The world has been shocked at the recent news from Nigeria when over 300 school girls were kidnapped from their boarding school to be forced into marriages. The news is horrific and touches home to all. And, if the viral posts about it on social media are anything to go by, an almost equal horror was generally expressed because, “no-one is talking about this”.
For sure the terrible crime was not publicised as much as many stories hence social media took up the cry calling on, I’m not exactly sure who, to #bringbackourgirls.
It is difficult from this side of the world to know how to deal with horrible news like this. Truly there is very little of a practical nature that one can do to quell the gnawing sense of guilt on many of our consciences. How can I sit safe when such a terror has occurred? And raising awareness of the plight of the girls is reflective, no doubt, of the admirable sentiment, a sense that there is a need to do something about it.
In many countries in the world girls are aborted or killed after birth simply because they are girls. The United Nations estimates as many as 200 million girls might be missing due to this gendercide. While in New Zealand the problem of sexism through sex-selection is not as apparent it is a very real possibility. When an MP over the Tasman proposes that a state parliament question whether Australians should allow sex-selective abortions his proposals are labeled as “radical” and a “bombshell”. It is not radical. The extreme sexism that is sex-selective abortion should be prompting all of us to cry #bringbackourunborngirls and taking active steps in our community to stop such a thing occurring. We can do more than a hashtag to help our girls in our nation.
If you believe that the unborn is a human person, and I am speaking to those of you who do, you should carry the cry relentlessly. A hashtag cannot save those girls in Nigeria, but there are practical ways that we can make a difference in the lives of the people around us.
Where are those 200 million missing girls? Where is our generation? Where is the social media outcry about them?
This is an issue that we can take beyond social media. This is an issue which we can provide actual, practical help.

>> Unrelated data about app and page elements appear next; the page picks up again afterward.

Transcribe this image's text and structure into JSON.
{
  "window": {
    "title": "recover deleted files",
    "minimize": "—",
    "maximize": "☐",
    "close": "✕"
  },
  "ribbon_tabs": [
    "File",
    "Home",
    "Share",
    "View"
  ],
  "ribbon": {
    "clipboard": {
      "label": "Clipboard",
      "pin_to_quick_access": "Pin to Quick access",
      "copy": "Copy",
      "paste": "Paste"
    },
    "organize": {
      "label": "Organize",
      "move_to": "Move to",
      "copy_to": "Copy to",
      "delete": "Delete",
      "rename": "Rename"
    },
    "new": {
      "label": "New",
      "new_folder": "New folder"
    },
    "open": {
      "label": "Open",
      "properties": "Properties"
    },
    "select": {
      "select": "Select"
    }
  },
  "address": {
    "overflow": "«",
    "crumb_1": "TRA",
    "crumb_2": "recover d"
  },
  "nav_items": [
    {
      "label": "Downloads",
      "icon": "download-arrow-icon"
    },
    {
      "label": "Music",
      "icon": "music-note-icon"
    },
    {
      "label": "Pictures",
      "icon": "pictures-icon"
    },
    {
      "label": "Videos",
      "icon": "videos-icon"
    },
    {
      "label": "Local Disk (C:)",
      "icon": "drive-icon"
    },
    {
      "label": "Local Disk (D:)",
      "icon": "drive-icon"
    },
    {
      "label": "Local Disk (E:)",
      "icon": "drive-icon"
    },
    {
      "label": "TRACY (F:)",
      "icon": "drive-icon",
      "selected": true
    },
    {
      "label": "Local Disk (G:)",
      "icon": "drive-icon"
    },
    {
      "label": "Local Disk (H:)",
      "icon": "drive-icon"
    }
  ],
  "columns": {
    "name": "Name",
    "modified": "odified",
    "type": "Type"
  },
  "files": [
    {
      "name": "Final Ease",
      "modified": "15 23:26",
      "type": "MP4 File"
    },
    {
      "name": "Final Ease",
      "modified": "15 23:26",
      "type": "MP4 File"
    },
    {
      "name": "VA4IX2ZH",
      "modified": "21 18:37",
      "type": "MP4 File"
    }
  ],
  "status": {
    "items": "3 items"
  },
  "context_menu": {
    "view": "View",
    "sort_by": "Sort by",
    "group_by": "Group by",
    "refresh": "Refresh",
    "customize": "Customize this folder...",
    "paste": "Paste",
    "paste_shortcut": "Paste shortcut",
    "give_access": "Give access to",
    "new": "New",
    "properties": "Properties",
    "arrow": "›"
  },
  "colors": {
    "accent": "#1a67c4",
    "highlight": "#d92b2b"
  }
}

You and I, we can help #saveourunborngirls we can #saveourgeneration.
According to one study 64% of women feel coerced to “choose” abortion. So many choose abortion because they feel they have “no other choice”.
Recently ProLife Auckland spent a day volunteering at the U Choose Pregnancy Centre in Auckland – the team there regularly need volunteers to help out at the centre (get in contact with us if you are interested in volunteering at U Choose)
Let’s lead by example, by the people you see around you. You may not be a councilor, a psychologist or an employer, but you can be a friend, you can help you with meals, baby sitting or even a place to stay.
If you are prolife but people would only know it by your activity on social media and your hashtag choice then #youredoingitwrong. Here in New Zealand there is so much we could be doing to help women in crisis pregnancies and to help save our generation.
Shoot us an email, or drop us a message on fb. Let’s talk about this. #bringbackourgeneration #bringbackourgirls. Unlike the crime occurring in Nigeria, you and I can do something about this. I hope that you do not remain silent.